I propose three new policies to help modernize NYCHA to reduce long-term dependence and better serve the city’s newcomers. Short-term assistance for new tenants, flat-rate leases and buyouts for longer-term tenants could significantly increase the turnover in the system.

Much of the misallocation of NYCHA units stems from the fact that there is no limit on how long tenants can stay in the system. No current tenants should face such a cap — but those on the waiting list should get priority if they agree to a five-year limit. In exchange, they should get an important financial incentive: a fixed-rent lease.

When coupled with services like financial counseling, this model has been shown to help households increase their income, reduce public assistance payments and even increase “early exits” from public housing.

Currently, the more income one earns, the more the rent goes up. Hard as it is to believe, between January 2018 and January 2019, 83,216 NYCHA households experienced a rent increase of $112, or 22% on average. Their rent increased, on average, from $519 to $631 as their average income increased 16% ($4,271), from $26,019 to $30,290.

A better approach would be to let new tenants who agree to a time limit pay the same rent regardless of income increases. This would allow them to save for life post-NYCHA.

The guiding principle of this approach is upward mobility. We should encourage those in public housing to increase their incomes while receiving assistance, rather than expecting them to remain dependent for the long term.

To encourage long-term tenants to consider leaving the system — and thus make units available for those on the waiting list, including those in the city’s homeless shelter system — NYCHA should experiment with voluntary tenant buyouts. Yes, that means paying tenants to vacate their units.

Even a relatively small $50 million relocation fund could make a big difference. For context, NYCHA currently spends $30 million a year on “sidewalk sheds,” which cover building entrances to protect tenants from debris that might fall from decaying facades.

All of these approaches could be part of the city’s pending plan to rebuild thousands of units through the use of the federal Rental Assistance Demonstration program. NYCHA has applied for authorization from HUD to include 7,725 units in 64 public housing developments in the program, which not only brings private capital in for renovations but turns tenants into holders of housing vouchers which they could use elsewhere. This makes the buyout option even more palatable.
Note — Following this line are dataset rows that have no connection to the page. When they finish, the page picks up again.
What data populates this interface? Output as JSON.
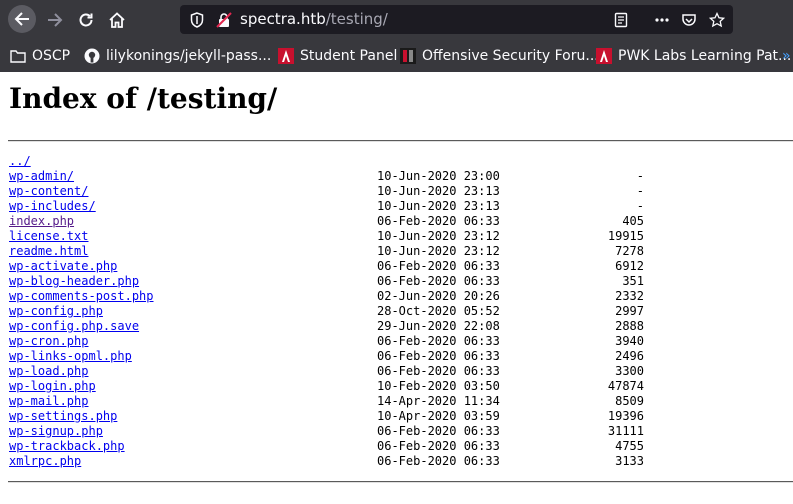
{
  "browser": {
    "url_host": "spectra.htb",
    "url_path": "/testing/"
  },
  "bookmarks": [
    {
      "label": "OSCP",
      "icon": "folder-icon"
    },
    {
      "label": "lilykonings/jekyll-pass...",
      "icon": "github-icon"
    },
    {
      "label": "Student Panel",
      "icon": "offsec-icon"
    },
    {
      "label": "Offensive Security Foru...",
      "icon": "forum-icon"
    },
    {
      "label": "PWK Labs Learning Pat...",
      "icon": "offsec-icon"
    }
  ],
  "page": {
    "heading": "Index of /testing/"
  },
  "listing": [
    {
      "name": "../",
      "date": "",
      "size": ""
    },
    {
      "name": "wp-admin/",
      "date": "10-Jun-2020 23:00",
      "size": "-"
    },
    {
      "name": "wp-content/",
      "date": "10-Jun-2020 23:13",
      "size": "-"
    },
    {
      "name": "wp-includes/",
      "date": "10-Jun-2020 23:13",
      "size": "-"
    },
    {
      "name": "index.php",
      "date": "06-Feb-2020 06:33",
      "size": "405"
    },
    {
      "name": "license.txt",
      "date": "10-Jun-2020 23:12",
      "size": "19915"
    },
    {
      "name": "readme.html",
      "date": "10-Jun-2020 23:12",
      "size": "7278"
    },
    {
      "name": "wp-activate.php",
      "date": "06-Feb-2020 06:33",
      "size": "6912"
    },
    {
      "name": "wp-blog-header.php",
      "date": "06-Feb-2020 06:33",
      "size": "351"
    },
    {
      "name": "wp-comments-post.php",
      "date": "02-Jun-2020 20:26",
      "size": "2332"
    },
    {
      "name": "wp-config.php",
      "date": "28-Oct-2020 05:52",
      "size": "2997"
    },
    {
      "name": "wp-config.php.save",
      "date": "29-Jun-2020 22:08",
      "size": "2888"
    },
    {
      "name": "wp-cron.php",
      "date": "06-Feb-2020 06:33",
      "size": "3940"
    },
    {
      "name": "wp-links-opml.php",
      "date": "06-Feb-2020 06:33",
      "size": "2496"
    },
    {
      "name": "wp-load.php",
      "date": "06-Feb-2020 06:33",
      "size": "3300"
    },
    {
      "name": "wp-login.php",
      "date": "10-Feb-2020 03:50",
      "size": "47874"
    },
    {
      "name": "wp-mail.php",
      "date": "14-Apr-2020 11:34",
      "size": "8509"
    },
    {
      "name": "wp-settings.php",
      "date": "10-Apr-2020 03:59",
      "size": "19396"
    },
    {
      "name": "wp-signup.php",
      "date": "06-Feb-2020 06:33",
      "size": "31111"
    },
    {
      "name": "wp-trackback.php",
      "date": "06-Feb-2020 06:33",
      "size": "4755"
    },
    {
      "name": "xmlrpc.php",
      "date": "06-Feb-2020 06:33",
      "size": "3133"
    }
  ],
  "colors": {
    "toolbar_bg": "#38383d",
    "urlbar_bg": "#1c1b22",
    "link": "#0000ee",
    "visited_link": "#551a8b"
  }
}
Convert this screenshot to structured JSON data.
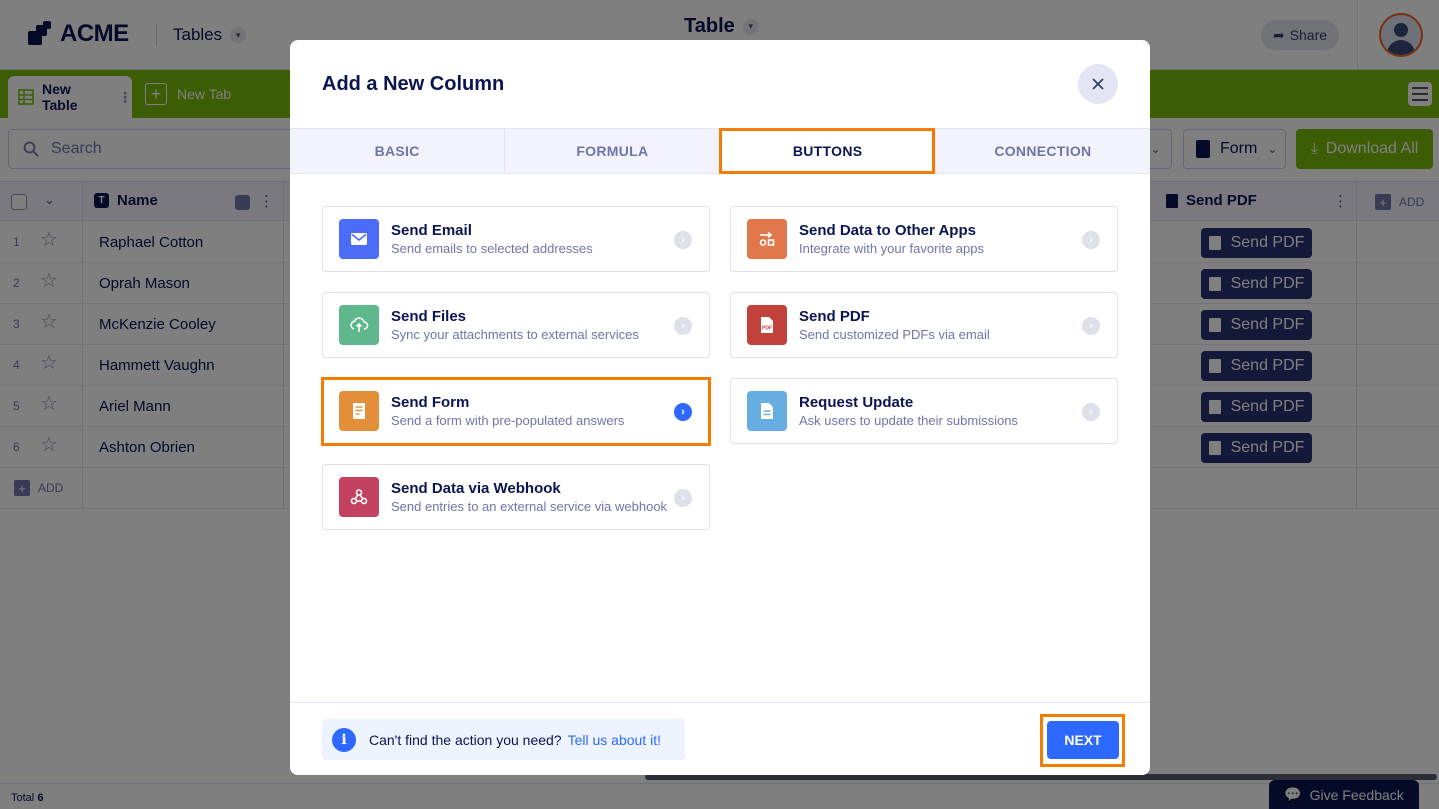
{
  "app": {
    "logo_text": "ACME",
    "tables_menu": "Tables",
    "title": "Table",
    "share_label": "Share"
  },
  "tabs": {
    "active_tab": "New Table",
    "new_tab": "New Tab"
  },
  "toolbar": {
    "search_placeholder": "Search",
    "form_dropdown": "Form",
    "download_all": "Download All"
  },
  "grid": {
    "columns": [
      "Name",
      "Send PDF"
    ],
    "add_column_label": "ADD",
    "rows": [
      {
        "num": "1",
        "name": "Raphael Cotton",
        "action": "Send PDF"
      },
      {
        "num": "2",
        "name": "Oprah Mason",
        "action": "Send PDF"
      },
      {
        "num": "3",
        "name": "McKenzie Cooley",
        "action": "Send PDF"
      },
      {
        "num": "4",
        "name": "Hammett Vaughn",
        "action": "Send PDF"
      },
      {
        "num": "5",
        "name": "Ariel Mann",
        "action": "Send PDF"
      },
      {
        "num": "6",
        "name": "Ashton Obrien",
        "action": "Send PDF"
      }
    ],
    "add_row_label": "ADD",
    "total_label": "Total",
    "total_count": "6"
  },
  "feedback_label": "Give Feedback",
  "modal": {
    "title": "Add a New Column",
    "tabs": [
      "BASIC",
      "FORMULA",
      "BUTTONS",
      "CONNECTION"
    ],
    "active_tab": "BUTTONS",
    "cards": [
      {
        "title": "Send Email",
        "desc": "Send emails to selected addresses",
        "icon": "email-icon",
        "color": "#4a6cf7"
      },
      {
        "title": "Send Data to Other Apps",
        "desc": "Integrate with your favorite apps",
        "icon": "integration-icon",
        "color": "#e0764a"
      },
      {
        "title": "Send Files",
        "desc": "Sync your attachments to external services",
        "icon": "cloud-upload-icon",
        "color": "#5fb88b"
      },
      {
        "title": "Send PDF",
        "desc": "Send customized PDFs via email",
        "icon": "pdf-icon",
        "color": "#c0423a"
      },
      {
        "title": "Send Form",
        "desc": "Send a form with pre-populated answers",
        "icon": "form-icon",
        "color": "#e38f3a"
      },
      {
        "title": "Request Update",
        "desc": "Ask users to update their submissions",
        "icon": "document-icon",
        "color": "#66aee2"
      },
      {
        "title": "Send Data via Webhook",
        "desc": "Send entries to an external service via webhook",
        "icon": "webhook-icon",
        "color": "#c24260"
      }
    ],
    "selected_card": "Send Form",
    "footer": {
      "info_text": "Can't find the action you need?",
      "info_link": "Tell us about it!",
      "next_label": "NEXT"
    }
  },
  "colors": {
    "accent": "#2e69ff",
    "highlight": "#f57c00",
    "tabbar": "#78bb07",
    "navy": "#0a1551"
  }
}
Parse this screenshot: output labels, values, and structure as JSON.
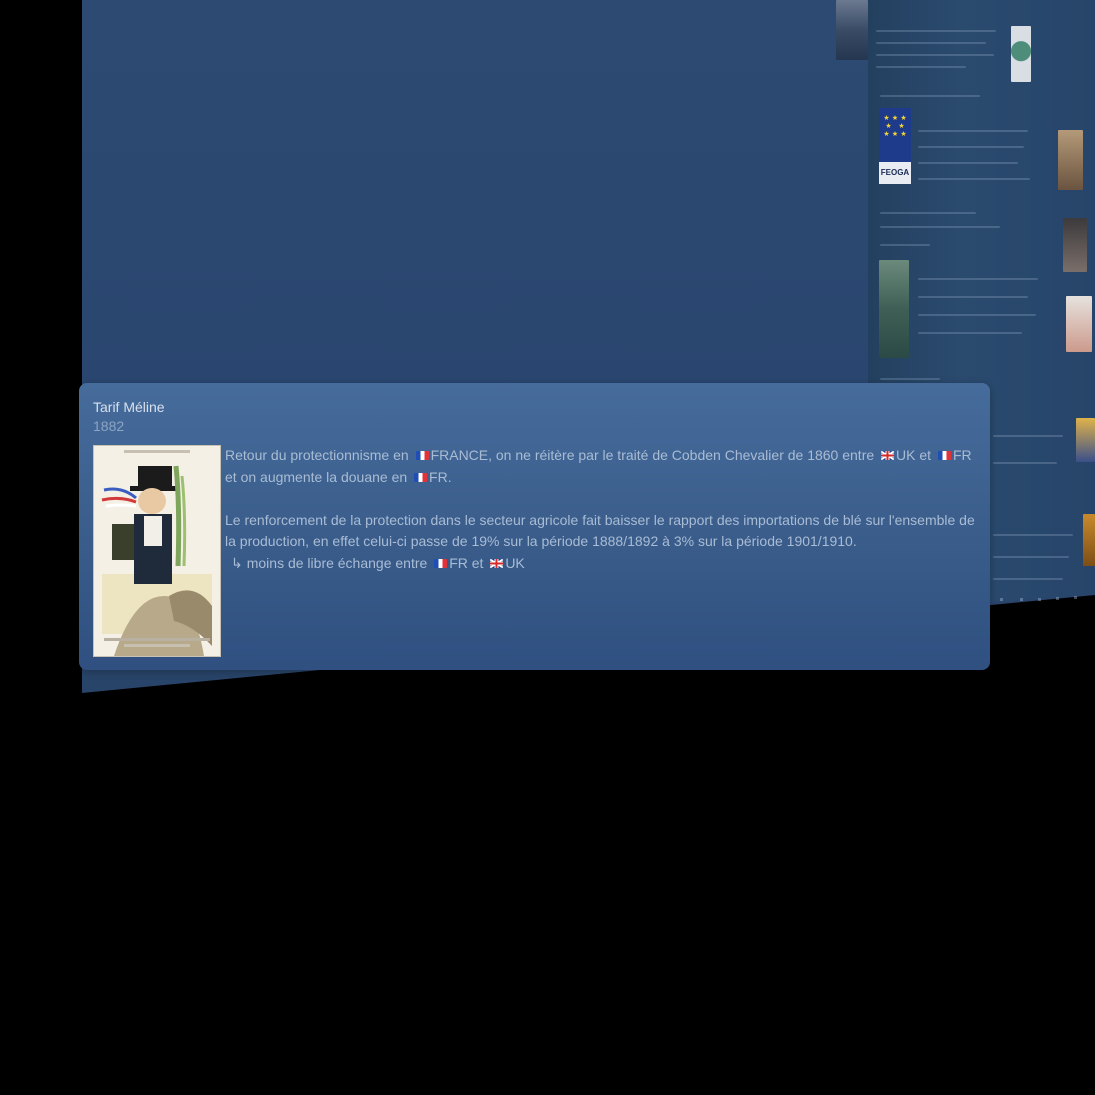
{
  "event_card": {
    "title": "Tarif Méline",
    "date": "1882",
    "image_icon": "caricature-illustration",
    "paragraph1": {
      "t1": "Retour du protectionnisme en ",
      "t2": "FRANCE, on ne réitère par le traité de Cobden Chevalier de 1860 entre ",
      "t3": "UK et ",
      "t4": "FR et on augmente la douane en ",
      "t5": "FR."
    },
    "paragraph2": {
      "text": "Le renforcement de la protection dans le secteur agricole fait baisser le rapport des importations de blé sur l'ensemble de la production, en effet celui-ci passe de 19% sur la période 1888/1892 à 3% sur la période 1901/1910.",
      "arrow": "↳",
      "t1": "moins de libre échange entre ",
      "t2": "FR et ",
      "t3": "UK"
    }
  },
  "side_panel": {
    "eu_label": "FEOGA",
    "eu_stars": "★ ★ ★\n★   ★\n★ ★ ★"
  },
  "colors": {
    "background": "#000000",
    "timeline_bg": "#2c4a72",
    "card_bg": "#3c5f8d",
    "card_text": "#a9bcd4"
  }
}
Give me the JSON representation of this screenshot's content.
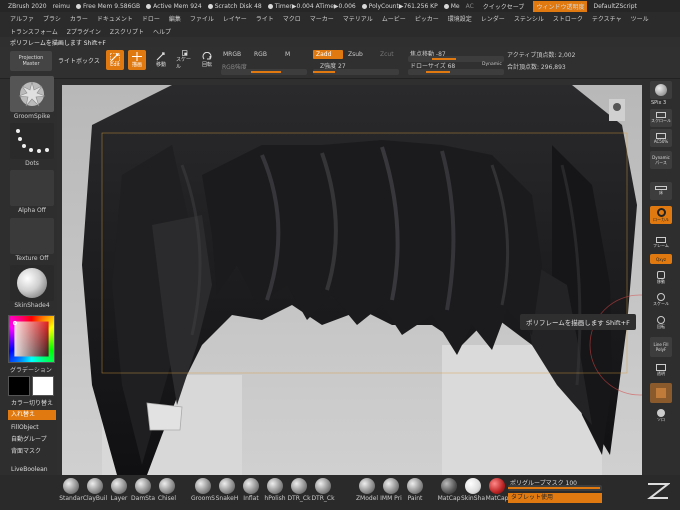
{
  "title_bar": {
    "app": "ZBrush 2020",
    "user": "reimu",
    "items": [
      "Free Mem 9.586GB",
      "Active Mem 924",
      "Scratch Disk 48",
      "Timer▶0.004 ATime▶0.006",
      "PolyCount▶761.256 KP",
      "Me"
    ],
    "ac": "AC",
    "quick_save": "クイックセーブ",
    "window_trans": "ウィンドウ透明度",
    "script": "DefaultZScript"
  },
  "menu": [
    "アルファ",
    "ブラシ",
    "カラー",
    "ドキュメント",
    "ドロー",
    "編集",
    "ファイル",
    "レイヤー",
    "ライト",
    "マクロ",
    "マーカー",
    "マテリアル",
    "ムービー",
    "ピッカー",
    "環境設定",
    "レンダー",
    "ステンシル",
    "ストローク",
    "テクスチャ",
    "ツール"
  ],
  "menu2": [
    "トランスフォーム",
    "Zプラグイン",
    "Zスクリプト",
    "ヘルプ"
  ],
  "hint": "ポリフレームを描画します Shift+F",
  "toolbar": {
    "projection": "Projection",
    "master": "Master",
    "lightbox": "ライトボックス",
    "edit": "Edit",
    "draw": "描画",
    "move": "移動",
    "scale": "スケール",
    "rotate": "回転",
    "mrgb": "MRGB",
    "rgb": "RGB",
    "m": "M",
    "rgb_intensity": "RGB強度",
    "zadd": "Zadd",
    "zsub": "Zsub",
    "zcut": "Zcut",
    "z_intensity": "Z強度 27",
    "focal_shift": "焦点移動 -87",
    "draw_size": "ドローサイズ 68",
    "dynamic": "Dynamic",
    "active_points": "アクティブ頂点数: 2,002",
    "total_points": "合計頂点数: 296,893"
  },
  "left_panel": {
    "brush_label": "GroomSpike",
    "stroke_label": "Dots",
    "alpha_label": "Alpha Off",
    "texture_label": "Texture Off",
    "material_label": "SkinShade4",
    "gradient": "グラデーション",
    "color_switch": "カラー切り替え",
    "swap": "入れ替え",
    "fill_object": "FillObject",
    "auto_group": "自動グループ",
    "back_mask": "背面マスク",
    "live_boolean": "LiveBoolean"
  },
  "right_panel": {
    "bpr": "BPR",
    "spix": "SPix 3",
    "scroll": "スクロール",
    "zoom": "ズーム",
    "ac50": "AC50%",
    "dynamic": "Dynamic",
    "persp": "パース",
    "floor": "床",
    "local": "ローカル",
    "frame": "フレーム",
    "move": "移動",
    "zoom3d": "スケール",
    "rotate": "回転",
    "line_fill": "Line Fill",
    "polyf": "PolyF",
    "transp": "透明",
    "solo": "ソロ",
    "xyz": "Qxyz"
  },
  "tooltip": "ポリフレームを描画します Shift+F",
  "bottom_bar": {
    "brushes": [
      "Standar",
      "ClayBuil",
      "Layer",
      "DamSta",
      "Chisel",
      "GroomS",
      "SnakeH",
      "Inflat",
      "hPolish",
      "DTR_Ck",
      "DTR_Ck",
      "ZModel",
      "IMM Pri",
      "Paint",
      "MatCap",
      "SkinSha",
      "MatCap"
    ],
    "polygroup_mask": "ポリグループマスク 100",
    "tablet": "タブレット使用"
  },
  "colors": {
    "accent": "#e07a10",
    "hair": "#1c1c1e",
    "background": "#c4c4c4"
  }
}
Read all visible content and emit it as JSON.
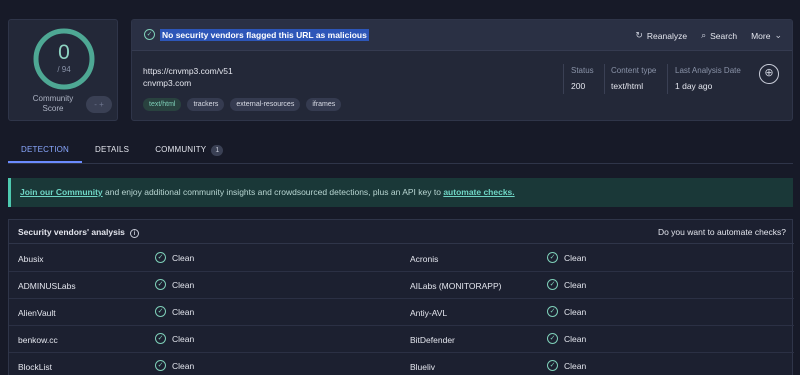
{
  "score": {
    "value": "0",
    "total": "/ 94",
    "community_label": "Community Score",
    "toggle_icon": "- +"
  },
  "banner": {
    "icon": "check-circle-icon",
    "text": "No security vendors flagged this URL as malicious",
    "actions": [
      {
        "label": "Reanalyze",
        "icon": "↻"
      },
      {
        "label": "Search",
        "icon": "⌕"
      },
      {
        "label": "More",
        "icon": "⌄"
      }
    ]
  },
  "target": {
    "url": "https://cnvmp3.com/v51",
    "domain": "cnvmp3.com",
    "tags": [
      "text/html",
      "trackers",
      "external-resources",
      "iframes"
    ]
  },
  "meta": [
    {
      "label": "Status",
      "value": "200"
    },
    {
      "label": "Content type",
      "value": "text/html"
    },
    {
      "label": "Last Analysis Date",
      "value": "1 day ago"
    }
  ],
  "tabs": [
    {
      "label": "DETECTION",
      "active": true
    },
    {
      "label": "DETAILS",
      "active": false
    },
    {
      "label": "COMMUNITY",
      "active": false,
      "badge": "1"
    }
  ],
  "promo": {
    "link1": "Join our Community",
    "middle": " and enjoy additional community insights and crowdsourced detections, plus an API key to ",
    "link2": "automate checks."
  },
  "vendors": {
    "title": "Security vendors' analysis",
    "automate_question": "Do you want to automate checks?",
    "rows": [
      {
        "left": "Abusix",
        "left_verdict": "Clean",
        "right": "Acronis",
        "right_verdict": "Clean"
      },
      {
        "left": "ADMINUSLabs",
        "left_verdict": "Clean",
        "right": "AILabs (MONITORAPP)",
        "right_verdict": "Clean"
      },
      {
        "left": "AlienVault",
        "left_verdict": "Clean",
        "right": "Antiy-AVL",
        "right_verdict": "Clean"
      },
      {
        "left": "benkow.cc",
        "left_verdict": "Clean",
        "right": "BitDefender",
        "right_verdict": "Clean"
      },
      {
        "left": "BlockList",
        "left_verdict": "Clean",
        "right": "Blueliv",
        "right_verdict": "Clean"
      }
    ]
  },
  "colors": {
    "accent": "#6b8bff",
    "clean": "#7ecfb8",
    "banner_highlight": "#2d56b8"
  }
}
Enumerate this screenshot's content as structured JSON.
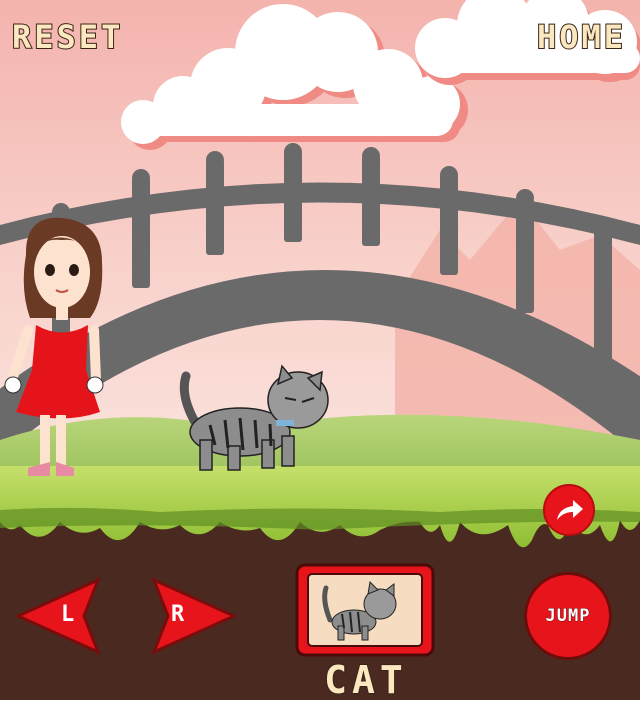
{
  "header": {
    "reset_label": "RESET",
    "home_label": "HOME"
  },
  "controls": {
    "left_label": "L",
    "right_label": "R",
    "jump_label": "JUMP"
  },
  "character": {
    "name": "CAT"
  },
  "icons": {
    "share": "share-arrow-icon"
  },
  "colors": {
    "accent_red": "#e8141b",
    "sky_pink": "#f7c9c4",
    "grass_green": "#a9d24a",
    "soil_brown": "#4a2a20",
    "bridge_gray": "#6a6a6a"
  }
}
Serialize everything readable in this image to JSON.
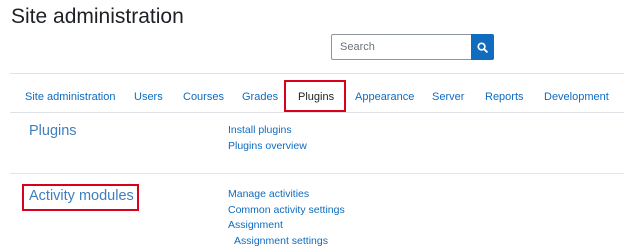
{
  "page": {
    "title": "Site administration"
  },
  "search": {
    "placeholder": "Search",
    "icon": "search-icon"
  },
  "tabs": [
    {
      "label": "Site administration"
    },
    {
      "label": "Users"
    },
    {
      "label": "Courses"
    },
    {
      "label": "Grades"
    },
    {
      "label": "Plugins",
      "active": true
    },
    {
      "label": "Appearance"
    },
    {
      "label": "Server"
    },
    {
      "label": "Reports"
    },
    {
      "label": "Development"
    }
  ],
  "sections": [
    {
      "title": "Plugins",
      "links": [
        "Install plugins",
        "Plugins overview"
      ]
    },
    {
      "title": "Activity modules",
      "links": [
        "Manage activities",
        "Common activity settings",
        "Assignment",
        "Assignment settings"
      ]
    }
  ],
  "colors": {
    "link": "#0f6cbf",
    "section_title": "#3f7fbf",
    "highlight": "#d9001b",
    "search_button": "#0f6cbf"
  }
}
The world has changed around it while NYCHA has remained the same. The time has come for bold experimentation.

Husock is the vice president for research and publications at the Manhattan Institute and author of the recent report, “Ending NYCHA’s Dependence Trap: Making Better Use of New York’s Public Housing.”